I'm always happy to see a new song from The Low Darts show up on my YouTube subscription page. These teenagers pick classic songs from the 60s and 70s and make beautiful covers.

The Low Darts' studio cover of The Weight by The Band, recorded in Colman's basement studio. We're based in Fairfield, CT and are all between ages 16-20. We're back from a hiatus, so subscribe for new videos every week!

"The Weight" was originally recorded by The Band in 1968. Member Robbie Robertson touched on the meaning of the lyrics in a 1991 article on the history of The Band, which appeared in Goldmine magazine:

Featured in the film Easy Rider (but not on the soundtrack for contractual reasons), [The Weight] was partially inspired by the work of Spanish filmmaker Luis Bunuel.

"He did so many films on the impossibility of sainthood," says Robertson about Bunuel, "people trying to be good in Viridiana and Nazarin, people trying to do this thing. In `The Weight' it's the same thing. People like Bunuel would make films that had these religious connotations to them but it wasn't necessarily a religous meaning. In Bunuel there were these people trying to be good and it's impossible to be good."
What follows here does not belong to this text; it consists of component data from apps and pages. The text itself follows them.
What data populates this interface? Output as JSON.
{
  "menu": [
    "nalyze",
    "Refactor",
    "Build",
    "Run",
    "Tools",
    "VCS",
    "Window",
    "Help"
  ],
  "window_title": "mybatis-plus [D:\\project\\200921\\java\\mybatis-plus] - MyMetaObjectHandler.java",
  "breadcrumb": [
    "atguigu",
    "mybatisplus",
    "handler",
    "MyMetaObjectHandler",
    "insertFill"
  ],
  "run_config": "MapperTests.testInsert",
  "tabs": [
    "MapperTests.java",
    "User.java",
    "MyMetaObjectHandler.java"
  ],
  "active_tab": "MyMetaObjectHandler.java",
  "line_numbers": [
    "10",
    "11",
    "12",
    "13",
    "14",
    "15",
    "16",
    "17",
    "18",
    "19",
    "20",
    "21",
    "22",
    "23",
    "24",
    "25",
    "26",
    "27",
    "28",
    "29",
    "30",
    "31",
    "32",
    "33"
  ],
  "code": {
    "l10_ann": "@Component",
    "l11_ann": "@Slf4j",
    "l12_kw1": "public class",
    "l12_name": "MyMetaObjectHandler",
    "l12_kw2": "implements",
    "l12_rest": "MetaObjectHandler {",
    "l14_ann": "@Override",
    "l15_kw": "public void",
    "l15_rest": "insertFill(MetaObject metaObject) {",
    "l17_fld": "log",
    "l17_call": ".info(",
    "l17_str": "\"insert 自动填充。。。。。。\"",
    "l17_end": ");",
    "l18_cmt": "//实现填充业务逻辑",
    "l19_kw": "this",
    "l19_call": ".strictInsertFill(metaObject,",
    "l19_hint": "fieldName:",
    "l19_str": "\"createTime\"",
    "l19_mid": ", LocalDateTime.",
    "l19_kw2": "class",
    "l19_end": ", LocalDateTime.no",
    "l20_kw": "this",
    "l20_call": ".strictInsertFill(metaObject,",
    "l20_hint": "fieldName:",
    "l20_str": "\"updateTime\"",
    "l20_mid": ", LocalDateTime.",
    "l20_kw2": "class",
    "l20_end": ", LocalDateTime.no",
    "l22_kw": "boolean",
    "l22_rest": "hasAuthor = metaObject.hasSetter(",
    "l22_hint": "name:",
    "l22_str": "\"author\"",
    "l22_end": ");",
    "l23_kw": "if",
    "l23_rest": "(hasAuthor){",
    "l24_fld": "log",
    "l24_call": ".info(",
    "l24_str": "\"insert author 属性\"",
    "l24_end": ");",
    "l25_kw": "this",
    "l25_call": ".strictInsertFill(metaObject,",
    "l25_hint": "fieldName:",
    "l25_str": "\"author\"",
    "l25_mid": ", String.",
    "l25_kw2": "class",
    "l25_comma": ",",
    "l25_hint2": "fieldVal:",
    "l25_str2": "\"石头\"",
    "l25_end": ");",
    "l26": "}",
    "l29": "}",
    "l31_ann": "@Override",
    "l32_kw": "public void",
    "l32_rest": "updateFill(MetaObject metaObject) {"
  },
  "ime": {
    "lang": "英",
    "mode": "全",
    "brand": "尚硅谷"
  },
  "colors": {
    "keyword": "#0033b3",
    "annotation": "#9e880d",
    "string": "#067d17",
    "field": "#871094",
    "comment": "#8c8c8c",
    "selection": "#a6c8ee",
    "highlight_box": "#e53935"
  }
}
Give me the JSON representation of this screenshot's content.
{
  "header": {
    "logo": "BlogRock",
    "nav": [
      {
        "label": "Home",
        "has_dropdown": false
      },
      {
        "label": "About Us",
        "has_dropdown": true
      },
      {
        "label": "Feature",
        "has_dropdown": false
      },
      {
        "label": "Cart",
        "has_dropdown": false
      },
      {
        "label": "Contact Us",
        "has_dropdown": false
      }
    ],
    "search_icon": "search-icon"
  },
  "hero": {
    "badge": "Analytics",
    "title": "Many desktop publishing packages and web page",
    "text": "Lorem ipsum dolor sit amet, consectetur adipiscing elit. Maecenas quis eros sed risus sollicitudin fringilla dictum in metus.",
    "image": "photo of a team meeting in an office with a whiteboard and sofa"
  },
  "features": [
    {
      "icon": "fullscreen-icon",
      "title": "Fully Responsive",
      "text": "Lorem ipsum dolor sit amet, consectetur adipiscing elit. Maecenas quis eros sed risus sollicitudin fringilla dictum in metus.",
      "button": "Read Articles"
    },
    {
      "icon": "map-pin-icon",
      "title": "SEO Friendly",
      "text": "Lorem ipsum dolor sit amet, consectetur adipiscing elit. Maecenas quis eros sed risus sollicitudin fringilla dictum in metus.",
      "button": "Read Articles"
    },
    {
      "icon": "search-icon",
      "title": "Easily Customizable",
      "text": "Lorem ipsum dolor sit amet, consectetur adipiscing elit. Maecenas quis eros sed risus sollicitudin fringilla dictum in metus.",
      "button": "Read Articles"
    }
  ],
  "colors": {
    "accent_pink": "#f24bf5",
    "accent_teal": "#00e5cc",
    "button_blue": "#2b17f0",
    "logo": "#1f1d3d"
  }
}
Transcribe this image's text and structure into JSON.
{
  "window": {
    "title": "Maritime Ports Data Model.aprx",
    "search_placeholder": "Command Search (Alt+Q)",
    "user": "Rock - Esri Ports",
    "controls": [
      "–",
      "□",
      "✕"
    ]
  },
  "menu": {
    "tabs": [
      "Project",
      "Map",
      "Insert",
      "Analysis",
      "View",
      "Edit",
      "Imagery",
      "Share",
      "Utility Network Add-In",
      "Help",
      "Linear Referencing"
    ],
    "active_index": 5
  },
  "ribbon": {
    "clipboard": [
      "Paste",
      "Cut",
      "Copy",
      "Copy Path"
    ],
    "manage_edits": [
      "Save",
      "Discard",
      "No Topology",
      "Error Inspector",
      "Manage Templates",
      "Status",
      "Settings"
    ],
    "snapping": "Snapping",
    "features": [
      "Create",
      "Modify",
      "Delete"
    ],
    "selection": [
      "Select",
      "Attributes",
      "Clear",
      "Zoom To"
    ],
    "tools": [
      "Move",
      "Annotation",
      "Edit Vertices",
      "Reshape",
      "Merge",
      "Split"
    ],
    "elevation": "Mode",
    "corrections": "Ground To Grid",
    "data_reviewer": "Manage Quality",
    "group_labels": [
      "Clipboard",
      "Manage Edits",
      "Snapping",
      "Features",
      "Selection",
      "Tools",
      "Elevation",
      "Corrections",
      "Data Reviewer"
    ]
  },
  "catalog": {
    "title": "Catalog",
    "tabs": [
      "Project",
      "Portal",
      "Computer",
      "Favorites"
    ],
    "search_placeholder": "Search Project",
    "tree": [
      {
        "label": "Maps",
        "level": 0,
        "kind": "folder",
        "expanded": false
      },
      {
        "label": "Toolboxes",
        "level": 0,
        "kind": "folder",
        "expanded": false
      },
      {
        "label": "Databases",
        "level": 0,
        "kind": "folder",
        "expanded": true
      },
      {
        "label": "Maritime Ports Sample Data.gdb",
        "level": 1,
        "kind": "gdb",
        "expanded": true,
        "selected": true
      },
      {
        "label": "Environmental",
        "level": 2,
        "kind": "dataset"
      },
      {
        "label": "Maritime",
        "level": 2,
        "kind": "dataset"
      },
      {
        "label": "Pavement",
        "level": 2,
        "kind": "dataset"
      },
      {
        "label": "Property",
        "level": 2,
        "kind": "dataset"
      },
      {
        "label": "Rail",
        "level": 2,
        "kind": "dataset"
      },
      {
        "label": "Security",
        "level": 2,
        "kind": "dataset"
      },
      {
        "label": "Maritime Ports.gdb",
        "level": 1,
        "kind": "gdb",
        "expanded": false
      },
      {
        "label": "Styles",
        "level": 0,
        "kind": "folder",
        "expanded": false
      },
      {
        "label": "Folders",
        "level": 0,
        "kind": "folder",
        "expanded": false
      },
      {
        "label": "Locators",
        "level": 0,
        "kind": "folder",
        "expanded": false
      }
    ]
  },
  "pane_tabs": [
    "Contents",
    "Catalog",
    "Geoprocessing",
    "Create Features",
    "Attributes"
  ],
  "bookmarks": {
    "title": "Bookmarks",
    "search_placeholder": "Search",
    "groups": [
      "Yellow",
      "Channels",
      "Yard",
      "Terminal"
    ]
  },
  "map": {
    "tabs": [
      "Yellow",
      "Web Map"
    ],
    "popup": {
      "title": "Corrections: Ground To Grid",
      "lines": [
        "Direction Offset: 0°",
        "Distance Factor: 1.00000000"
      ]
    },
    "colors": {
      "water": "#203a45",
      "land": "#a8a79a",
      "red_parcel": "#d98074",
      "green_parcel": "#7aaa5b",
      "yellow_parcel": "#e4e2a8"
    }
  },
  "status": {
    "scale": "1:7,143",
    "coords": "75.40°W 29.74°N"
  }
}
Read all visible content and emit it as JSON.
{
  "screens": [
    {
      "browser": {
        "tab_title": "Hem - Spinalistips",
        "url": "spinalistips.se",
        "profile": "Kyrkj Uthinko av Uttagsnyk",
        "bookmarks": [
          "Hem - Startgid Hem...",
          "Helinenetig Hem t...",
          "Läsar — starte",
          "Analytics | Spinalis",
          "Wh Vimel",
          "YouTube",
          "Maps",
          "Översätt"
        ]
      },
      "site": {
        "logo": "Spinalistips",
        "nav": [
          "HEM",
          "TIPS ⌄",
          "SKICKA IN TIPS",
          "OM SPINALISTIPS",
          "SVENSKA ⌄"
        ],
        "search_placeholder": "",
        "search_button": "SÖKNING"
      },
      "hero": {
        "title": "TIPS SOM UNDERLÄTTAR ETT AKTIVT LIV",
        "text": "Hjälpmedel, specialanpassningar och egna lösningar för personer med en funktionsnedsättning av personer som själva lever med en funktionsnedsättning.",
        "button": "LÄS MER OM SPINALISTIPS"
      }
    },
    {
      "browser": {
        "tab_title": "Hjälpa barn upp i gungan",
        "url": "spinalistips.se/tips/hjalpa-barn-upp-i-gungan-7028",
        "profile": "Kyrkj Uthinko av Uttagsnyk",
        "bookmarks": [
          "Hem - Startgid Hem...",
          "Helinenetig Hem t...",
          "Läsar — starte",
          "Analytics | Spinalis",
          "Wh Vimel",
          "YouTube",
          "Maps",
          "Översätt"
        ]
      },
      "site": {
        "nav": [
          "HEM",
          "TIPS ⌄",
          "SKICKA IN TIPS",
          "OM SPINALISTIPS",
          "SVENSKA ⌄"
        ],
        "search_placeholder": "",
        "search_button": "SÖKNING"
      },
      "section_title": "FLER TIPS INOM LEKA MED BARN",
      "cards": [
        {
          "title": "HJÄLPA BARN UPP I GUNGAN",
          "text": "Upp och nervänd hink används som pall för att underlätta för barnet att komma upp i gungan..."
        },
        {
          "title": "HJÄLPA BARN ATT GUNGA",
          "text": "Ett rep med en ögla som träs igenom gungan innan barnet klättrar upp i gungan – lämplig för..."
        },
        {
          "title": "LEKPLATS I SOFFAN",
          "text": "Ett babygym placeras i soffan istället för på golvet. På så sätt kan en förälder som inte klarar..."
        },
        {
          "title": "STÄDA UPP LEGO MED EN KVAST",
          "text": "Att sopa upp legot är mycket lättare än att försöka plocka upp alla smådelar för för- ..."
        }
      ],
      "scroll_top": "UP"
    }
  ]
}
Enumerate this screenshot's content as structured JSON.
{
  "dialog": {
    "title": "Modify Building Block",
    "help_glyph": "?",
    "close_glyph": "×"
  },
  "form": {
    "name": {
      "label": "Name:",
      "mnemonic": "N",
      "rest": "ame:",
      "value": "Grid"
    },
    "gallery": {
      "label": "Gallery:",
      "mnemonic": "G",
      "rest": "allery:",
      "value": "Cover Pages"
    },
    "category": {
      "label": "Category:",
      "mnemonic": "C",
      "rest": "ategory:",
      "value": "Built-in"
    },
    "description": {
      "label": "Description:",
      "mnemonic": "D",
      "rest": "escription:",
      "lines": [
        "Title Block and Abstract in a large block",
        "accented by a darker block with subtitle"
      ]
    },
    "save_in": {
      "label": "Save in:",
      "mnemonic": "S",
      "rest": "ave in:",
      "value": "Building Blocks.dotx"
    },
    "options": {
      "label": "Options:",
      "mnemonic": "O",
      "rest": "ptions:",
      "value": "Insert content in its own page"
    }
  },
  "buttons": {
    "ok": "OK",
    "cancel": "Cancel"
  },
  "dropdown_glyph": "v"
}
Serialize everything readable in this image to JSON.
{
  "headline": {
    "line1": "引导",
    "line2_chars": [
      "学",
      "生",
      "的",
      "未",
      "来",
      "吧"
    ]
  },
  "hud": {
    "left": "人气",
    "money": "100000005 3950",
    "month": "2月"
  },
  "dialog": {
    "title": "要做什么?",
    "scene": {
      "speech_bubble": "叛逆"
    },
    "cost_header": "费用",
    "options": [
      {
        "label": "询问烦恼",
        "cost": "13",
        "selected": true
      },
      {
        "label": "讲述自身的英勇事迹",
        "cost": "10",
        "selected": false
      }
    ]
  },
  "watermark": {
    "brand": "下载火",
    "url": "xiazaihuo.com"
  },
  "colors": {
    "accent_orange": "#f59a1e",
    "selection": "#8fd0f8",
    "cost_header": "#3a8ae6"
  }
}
"In `The Weight', it was this very simple thing. Someone says, `Listen, will you do me this favour? When you get there will you say "hello" to somebody or will you pick up one of these for me? Oh, you're going to Nazareth [Pennsylvania], that's where the Martin guitar factory is. Do me a favour when you're there.' This is what it's all about. So the guy goes and one thing leads to another and it's like, `Holy shit, what has this turned into? I've only come here to say "Hello" for somebody and I've got myself in this incredible predicament.' It was very Bunuelish to me at the time."